** Task directions **
Using the data below, determine the number of lines that include the string "this". Write only that number.

○ ○ ○ ○ ○ ○ ○

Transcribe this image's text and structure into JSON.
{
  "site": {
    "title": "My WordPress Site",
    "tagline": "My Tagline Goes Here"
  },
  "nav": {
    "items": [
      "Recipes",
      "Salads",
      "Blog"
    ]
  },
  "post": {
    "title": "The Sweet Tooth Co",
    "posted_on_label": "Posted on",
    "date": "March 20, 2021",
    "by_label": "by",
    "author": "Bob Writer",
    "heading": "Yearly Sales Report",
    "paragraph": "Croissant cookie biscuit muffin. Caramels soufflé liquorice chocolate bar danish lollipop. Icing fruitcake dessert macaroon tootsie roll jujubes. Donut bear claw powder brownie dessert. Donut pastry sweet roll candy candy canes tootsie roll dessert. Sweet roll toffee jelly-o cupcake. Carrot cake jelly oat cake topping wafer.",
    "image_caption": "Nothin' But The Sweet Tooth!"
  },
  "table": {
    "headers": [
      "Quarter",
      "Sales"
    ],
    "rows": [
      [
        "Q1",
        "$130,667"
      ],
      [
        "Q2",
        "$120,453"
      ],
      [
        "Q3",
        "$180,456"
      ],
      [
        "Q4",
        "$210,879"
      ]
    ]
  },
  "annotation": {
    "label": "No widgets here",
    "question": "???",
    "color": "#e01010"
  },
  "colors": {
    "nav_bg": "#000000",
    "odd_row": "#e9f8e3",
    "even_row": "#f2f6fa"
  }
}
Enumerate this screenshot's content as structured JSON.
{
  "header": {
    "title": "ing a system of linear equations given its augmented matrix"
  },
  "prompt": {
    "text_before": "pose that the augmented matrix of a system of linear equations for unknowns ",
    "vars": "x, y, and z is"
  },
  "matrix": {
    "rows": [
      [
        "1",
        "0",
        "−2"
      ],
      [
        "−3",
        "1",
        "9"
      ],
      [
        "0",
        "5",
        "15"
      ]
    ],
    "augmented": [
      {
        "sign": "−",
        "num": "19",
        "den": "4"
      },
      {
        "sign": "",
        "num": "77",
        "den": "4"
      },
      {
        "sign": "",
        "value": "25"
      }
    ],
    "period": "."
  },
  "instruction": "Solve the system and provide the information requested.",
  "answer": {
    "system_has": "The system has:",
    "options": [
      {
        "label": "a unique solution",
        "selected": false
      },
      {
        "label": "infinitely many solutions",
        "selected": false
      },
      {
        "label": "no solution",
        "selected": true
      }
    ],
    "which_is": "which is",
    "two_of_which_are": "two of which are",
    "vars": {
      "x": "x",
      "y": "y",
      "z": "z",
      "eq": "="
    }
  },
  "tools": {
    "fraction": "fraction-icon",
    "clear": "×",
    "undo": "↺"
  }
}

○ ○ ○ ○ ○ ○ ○

** Output of the exercise **
2